# Exercise goal:
For each line of the data below that holds "class", copy the line.
** Provided entries follows **
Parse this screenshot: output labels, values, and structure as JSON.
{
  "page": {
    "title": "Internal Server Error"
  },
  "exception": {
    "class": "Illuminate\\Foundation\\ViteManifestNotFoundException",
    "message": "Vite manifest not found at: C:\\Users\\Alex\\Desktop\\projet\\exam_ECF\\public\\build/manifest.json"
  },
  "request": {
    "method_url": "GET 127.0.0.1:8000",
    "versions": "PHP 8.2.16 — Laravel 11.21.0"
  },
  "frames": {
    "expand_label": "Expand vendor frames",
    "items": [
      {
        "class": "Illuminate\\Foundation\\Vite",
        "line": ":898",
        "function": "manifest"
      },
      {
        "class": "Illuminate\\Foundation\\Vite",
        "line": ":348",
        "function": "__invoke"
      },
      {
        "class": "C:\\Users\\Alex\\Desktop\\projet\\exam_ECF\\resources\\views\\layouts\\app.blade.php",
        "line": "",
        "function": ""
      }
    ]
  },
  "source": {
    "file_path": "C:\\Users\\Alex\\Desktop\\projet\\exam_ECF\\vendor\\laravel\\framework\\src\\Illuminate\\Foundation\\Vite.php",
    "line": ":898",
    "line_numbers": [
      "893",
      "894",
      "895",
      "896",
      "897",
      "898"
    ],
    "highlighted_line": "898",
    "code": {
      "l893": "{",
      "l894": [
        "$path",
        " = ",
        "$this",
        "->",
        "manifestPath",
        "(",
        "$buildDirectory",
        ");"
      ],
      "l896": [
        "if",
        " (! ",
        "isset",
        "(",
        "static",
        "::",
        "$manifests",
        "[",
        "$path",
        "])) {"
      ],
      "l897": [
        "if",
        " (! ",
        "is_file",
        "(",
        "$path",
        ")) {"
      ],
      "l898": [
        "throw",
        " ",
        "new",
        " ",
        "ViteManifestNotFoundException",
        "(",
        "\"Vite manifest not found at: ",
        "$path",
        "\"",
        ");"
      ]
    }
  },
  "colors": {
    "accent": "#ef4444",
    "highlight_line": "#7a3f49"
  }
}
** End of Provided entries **
# Reply to the exercise:
    "class": "Illuminate\\Foundation\\ViteManifestNotFoundException",
        "class": "Illuminate\\Foundation\\Vite",
        "class": "Illuminate\\Foundation\\Vite",
        "class": "C:\\Users\\Alex\\Desktop\\projet\\exam_ECF\\resources\\views\\layouts\\app.blade.php",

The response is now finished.